TASK PROMPT ->
Set down each entry below exactly as it stands.

━━━━━ LISTED RECORDS

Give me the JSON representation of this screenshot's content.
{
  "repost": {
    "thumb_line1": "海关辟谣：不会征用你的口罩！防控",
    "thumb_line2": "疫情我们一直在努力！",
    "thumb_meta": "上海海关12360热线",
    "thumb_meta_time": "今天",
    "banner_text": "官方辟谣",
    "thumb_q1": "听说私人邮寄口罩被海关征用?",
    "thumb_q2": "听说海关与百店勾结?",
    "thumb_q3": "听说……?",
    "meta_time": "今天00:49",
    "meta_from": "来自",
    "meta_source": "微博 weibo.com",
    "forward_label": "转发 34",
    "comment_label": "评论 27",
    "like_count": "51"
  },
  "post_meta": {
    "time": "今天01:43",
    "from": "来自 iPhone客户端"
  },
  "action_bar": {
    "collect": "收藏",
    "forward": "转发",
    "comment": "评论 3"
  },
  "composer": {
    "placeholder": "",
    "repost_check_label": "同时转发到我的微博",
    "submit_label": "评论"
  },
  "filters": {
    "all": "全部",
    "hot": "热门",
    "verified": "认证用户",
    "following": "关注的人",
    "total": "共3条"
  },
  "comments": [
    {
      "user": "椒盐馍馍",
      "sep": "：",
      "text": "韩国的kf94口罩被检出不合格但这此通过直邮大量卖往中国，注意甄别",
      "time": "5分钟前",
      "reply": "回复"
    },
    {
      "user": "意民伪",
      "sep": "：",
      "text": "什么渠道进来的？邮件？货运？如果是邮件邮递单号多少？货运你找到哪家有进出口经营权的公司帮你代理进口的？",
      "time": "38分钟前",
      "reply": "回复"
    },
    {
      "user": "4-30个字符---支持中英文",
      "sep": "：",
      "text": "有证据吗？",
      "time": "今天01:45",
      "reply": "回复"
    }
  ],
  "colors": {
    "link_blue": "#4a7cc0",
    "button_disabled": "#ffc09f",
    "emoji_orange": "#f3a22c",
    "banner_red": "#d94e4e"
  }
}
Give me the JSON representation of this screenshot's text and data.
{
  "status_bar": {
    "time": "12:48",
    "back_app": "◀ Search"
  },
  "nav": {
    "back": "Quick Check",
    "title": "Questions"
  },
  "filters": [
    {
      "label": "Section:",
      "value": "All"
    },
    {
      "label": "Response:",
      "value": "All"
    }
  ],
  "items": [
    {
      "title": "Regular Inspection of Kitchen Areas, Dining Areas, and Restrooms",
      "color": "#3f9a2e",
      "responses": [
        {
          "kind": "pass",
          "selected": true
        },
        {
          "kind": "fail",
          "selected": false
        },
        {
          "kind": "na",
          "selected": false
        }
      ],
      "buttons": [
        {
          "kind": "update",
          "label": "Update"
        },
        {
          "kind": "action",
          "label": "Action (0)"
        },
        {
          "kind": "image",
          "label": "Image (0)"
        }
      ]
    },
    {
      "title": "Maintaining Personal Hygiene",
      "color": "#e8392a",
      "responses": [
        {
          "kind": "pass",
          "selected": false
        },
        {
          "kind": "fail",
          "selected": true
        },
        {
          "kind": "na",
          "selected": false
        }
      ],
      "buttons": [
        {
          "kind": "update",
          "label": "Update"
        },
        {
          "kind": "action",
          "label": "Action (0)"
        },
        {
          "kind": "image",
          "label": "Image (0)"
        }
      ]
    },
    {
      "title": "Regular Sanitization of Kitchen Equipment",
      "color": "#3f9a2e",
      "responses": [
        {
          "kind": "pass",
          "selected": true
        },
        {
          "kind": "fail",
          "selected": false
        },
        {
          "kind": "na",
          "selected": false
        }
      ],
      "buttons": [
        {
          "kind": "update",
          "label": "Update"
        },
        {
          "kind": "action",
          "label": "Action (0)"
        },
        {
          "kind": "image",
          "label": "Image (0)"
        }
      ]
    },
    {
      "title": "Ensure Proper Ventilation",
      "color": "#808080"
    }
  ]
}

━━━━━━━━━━

WRITTEN SOLUTION ->
Give me the JSON representation of this screenshot's content.
{
  "repost": {
    "thumb_line1": "海关辟谣：不会征用你的口罩！防控",
    "thumb_line2": "疫情我们一直在努力！",
    "thumb_meta": "上海海关12360热线",
    "thumb_meta_time": "今天",
    "banner_text": "官方辟谣",
    "thumb_q1": "听说私人邮寄口罩被海关征用?",
    "thumb_q2": "听说海关与百店勾结?",
    "thumb_q3": "听说……?",
    "meta_time": "今天00:49",
    "meta_from": "来自",
    "meta_source": "微博 weibo.com",
    "forward_label": "转发 34",
    "comment_label": "评论 27",
    "like_count": "51"
  },
  "post_meta": {
    "time": "今天01:43",
    "from": "来自 iPhone客户端"
  },
  "action_bar": {
    "collect": "收藏",
    "forward": "转发",
    "comment": "评论 3"
  },
  "composer": {
    "placeholder": "",
    "repost_check_label": "同时转发到我的微博",
    "submit_label": "评论"
  },
  "filters": {
    "all": "全部",
    "hot": "热门",
    "verified": "认证用户",
    "following": "关注的人",
    "total": "共3条"
  },
  "comments": [
    {
      "user": "椒盐馍馍",
      "sep": "：",
      "text": "韩国的kf94口罩被检出不合格但这此通过直邮大量卖往中国，注意甄别",
      "time": "5分钟前",
      "reply": "回复"
    },
    {
      "user": "意民伪",
      "sep": "：",
      "text": "什么渠道进来的？邮件？货运？如果是邮件邮递单号多少？货运你找到哪家有进出口经营权的公司帮你代理进口的？",
      "time": "38分钟前",
      "reply": "回复"
    },
    {
      "user": "4-30个字符---支持中英文",
      "sep": "：",
      "text": "有证据吗？",
      "time": "今天01:45",
      "reply": "回复"
    }
  ],
  "colors": {
    "link_blue": "#4a7cc0",
    "button_disabled": "#ffc09f",
    "emoji_orange": "#f3a22c",
    "banner_red": "#d94e4e"
  }
}
Give me the JSON representation of this screenshot's text and data.
{
  "status_bar": {
    "time": "12:48",
    "back_app": "◀ Search"
  },
  "nav": {
    "back": "Quick Check",
    "title": "Questions"
  },
  "filters": [
    {
      "label": "Section:",
      "value": "All"
    },
    {
      "label": "Response:",
      "value": "All"
    }
  ],
  "items": [
    {
      "title": "Regular Inspection of Kitchen Areas, Dining Areas, and Restrooms",
      "color": "#3f9a2e",
      "responses": [
        {
          "kind": "pass",
          "selected": true
        },
        {
          "kind": "fail",
          "selected": false
        },
        {
          "kind": "na",
          "selected": false
        }
      ],
      "buttons": [
        {
          "kind": "update",
          "label": "Update"
        },
        {
          "kind": "action",
          "label": "Action (0)"
        },
        {
          "kind": "image",
          "label": "Image (0)"
        }
      ]
    },
    {
      "title": "Maintaining Personal Hygiene",
      "color": "#e8392a",
      "responses": [
        {
          "kind": "pass",
          "selected": false
        },
        {
          "kind": "fail",
          "selected": true
        },
        {
          "kind": "na",
          "selected": false
        }
      ],
      "buttons": [
        {
          "kind": "update",
          "label": "Update"
        },
        {
          "kind": "action",
          "label": "Action (0)"
        },
        {
          "kind": "image",
          "label": "Image (0)"
        }
      ]
    },
    {
      "title": "Regular Sanitization of Kitchen Equipment",
      "color": "#3f9a2e",
      "responses": [
        {
          "kind": "pass",
          "selected": true
        },
        {
          "kind": "fail",
          "selected": false
        },
        {
          "kind": "na",
          "selected": false
        }
      ],
      "buttons": [
        {
          "kind": "update",
          "label": "Update"
        },
        {
          "kind": "action",
          "label": "Action (0)"
        },
        {
          "kind": "image",
          "label": "Image (0)"
        }
      ]
    },
    {
      "title": "Ensure Proper Ventilation",
      "color": "#808080"
    }
  ]
}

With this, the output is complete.